*Your objective:* If a line of the data below contains the string "Collection", copy it into your answer.

[Items from a data source]
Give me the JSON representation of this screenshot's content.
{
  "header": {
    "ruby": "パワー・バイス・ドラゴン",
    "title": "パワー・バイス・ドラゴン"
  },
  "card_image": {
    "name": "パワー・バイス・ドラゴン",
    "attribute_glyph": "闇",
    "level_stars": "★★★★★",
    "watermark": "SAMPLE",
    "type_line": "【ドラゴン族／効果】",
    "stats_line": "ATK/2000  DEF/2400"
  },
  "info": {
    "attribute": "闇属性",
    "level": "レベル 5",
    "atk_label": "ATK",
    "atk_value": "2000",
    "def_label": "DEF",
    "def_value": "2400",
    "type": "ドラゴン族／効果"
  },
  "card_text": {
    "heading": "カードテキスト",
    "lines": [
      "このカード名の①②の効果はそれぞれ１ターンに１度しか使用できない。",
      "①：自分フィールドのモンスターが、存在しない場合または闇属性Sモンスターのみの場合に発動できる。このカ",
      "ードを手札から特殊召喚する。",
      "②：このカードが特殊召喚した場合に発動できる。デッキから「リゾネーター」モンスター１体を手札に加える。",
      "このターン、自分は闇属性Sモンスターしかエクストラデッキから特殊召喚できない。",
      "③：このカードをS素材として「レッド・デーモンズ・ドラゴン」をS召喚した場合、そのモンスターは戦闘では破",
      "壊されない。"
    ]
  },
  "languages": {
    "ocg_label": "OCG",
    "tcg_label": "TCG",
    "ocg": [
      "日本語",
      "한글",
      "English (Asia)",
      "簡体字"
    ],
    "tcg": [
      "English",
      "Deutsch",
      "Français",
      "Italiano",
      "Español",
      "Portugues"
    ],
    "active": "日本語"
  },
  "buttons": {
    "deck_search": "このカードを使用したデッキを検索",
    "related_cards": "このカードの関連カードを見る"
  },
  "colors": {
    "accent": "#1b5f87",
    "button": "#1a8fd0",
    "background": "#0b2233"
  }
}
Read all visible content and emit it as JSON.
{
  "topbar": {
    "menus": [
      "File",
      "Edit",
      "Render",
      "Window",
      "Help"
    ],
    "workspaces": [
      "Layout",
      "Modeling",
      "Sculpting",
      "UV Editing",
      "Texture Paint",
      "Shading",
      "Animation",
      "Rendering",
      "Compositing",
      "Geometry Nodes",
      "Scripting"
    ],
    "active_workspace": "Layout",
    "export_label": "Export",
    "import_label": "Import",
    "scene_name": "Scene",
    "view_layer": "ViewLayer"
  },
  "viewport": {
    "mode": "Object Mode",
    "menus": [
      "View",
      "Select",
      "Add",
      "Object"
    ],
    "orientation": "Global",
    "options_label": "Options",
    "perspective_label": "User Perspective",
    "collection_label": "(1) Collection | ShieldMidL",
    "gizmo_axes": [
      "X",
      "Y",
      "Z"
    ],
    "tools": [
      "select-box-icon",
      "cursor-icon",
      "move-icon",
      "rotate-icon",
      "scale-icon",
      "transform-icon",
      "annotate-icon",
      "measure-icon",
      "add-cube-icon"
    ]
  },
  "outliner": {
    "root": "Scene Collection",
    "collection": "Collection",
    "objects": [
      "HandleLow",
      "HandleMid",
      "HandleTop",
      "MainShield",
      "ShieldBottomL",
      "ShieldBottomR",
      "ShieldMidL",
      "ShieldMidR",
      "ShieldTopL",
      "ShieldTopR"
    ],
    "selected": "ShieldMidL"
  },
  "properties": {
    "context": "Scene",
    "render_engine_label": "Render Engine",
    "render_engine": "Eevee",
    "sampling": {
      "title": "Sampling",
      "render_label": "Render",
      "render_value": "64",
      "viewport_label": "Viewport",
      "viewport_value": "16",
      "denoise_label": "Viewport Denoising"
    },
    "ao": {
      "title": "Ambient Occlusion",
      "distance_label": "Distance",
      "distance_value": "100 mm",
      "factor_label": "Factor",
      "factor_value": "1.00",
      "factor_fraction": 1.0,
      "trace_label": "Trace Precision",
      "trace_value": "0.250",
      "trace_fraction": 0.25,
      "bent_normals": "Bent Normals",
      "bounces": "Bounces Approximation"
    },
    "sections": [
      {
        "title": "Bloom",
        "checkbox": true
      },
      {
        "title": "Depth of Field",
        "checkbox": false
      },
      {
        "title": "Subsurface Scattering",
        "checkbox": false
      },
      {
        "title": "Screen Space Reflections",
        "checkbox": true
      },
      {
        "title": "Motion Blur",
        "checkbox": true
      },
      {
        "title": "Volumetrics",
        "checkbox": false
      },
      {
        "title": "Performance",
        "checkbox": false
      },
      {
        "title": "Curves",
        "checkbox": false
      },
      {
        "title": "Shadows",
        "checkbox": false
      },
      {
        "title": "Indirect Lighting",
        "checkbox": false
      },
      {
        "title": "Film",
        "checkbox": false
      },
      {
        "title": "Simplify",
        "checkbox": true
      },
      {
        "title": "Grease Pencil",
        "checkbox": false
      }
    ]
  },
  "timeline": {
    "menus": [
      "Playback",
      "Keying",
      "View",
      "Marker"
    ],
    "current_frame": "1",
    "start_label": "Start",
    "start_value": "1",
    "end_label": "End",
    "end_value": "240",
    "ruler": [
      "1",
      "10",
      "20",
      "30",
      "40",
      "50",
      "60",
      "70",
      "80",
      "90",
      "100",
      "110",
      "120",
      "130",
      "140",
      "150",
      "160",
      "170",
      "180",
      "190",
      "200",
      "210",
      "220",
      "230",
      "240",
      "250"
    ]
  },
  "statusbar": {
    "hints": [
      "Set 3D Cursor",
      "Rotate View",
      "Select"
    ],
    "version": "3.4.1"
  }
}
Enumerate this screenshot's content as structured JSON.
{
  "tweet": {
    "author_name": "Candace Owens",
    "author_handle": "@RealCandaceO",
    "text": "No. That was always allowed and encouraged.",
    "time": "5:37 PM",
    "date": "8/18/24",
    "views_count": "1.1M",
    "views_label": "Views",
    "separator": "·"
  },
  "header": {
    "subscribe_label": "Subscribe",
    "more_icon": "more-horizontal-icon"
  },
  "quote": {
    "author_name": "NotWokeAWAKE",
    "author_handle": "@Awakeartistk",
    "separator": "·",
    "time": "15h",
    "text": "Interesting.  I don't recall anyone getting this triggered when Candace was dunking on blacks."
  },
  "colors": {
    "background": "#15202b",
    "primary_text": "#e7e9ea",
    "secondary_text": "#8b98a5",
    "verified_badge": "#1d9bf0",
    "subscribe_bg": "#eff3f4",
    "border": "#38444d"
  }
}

*Finished task:*
    "collection_label": "(1) Collection | ShieldMidL",
    "root": "Scene Collection",
    "collection": "Collection",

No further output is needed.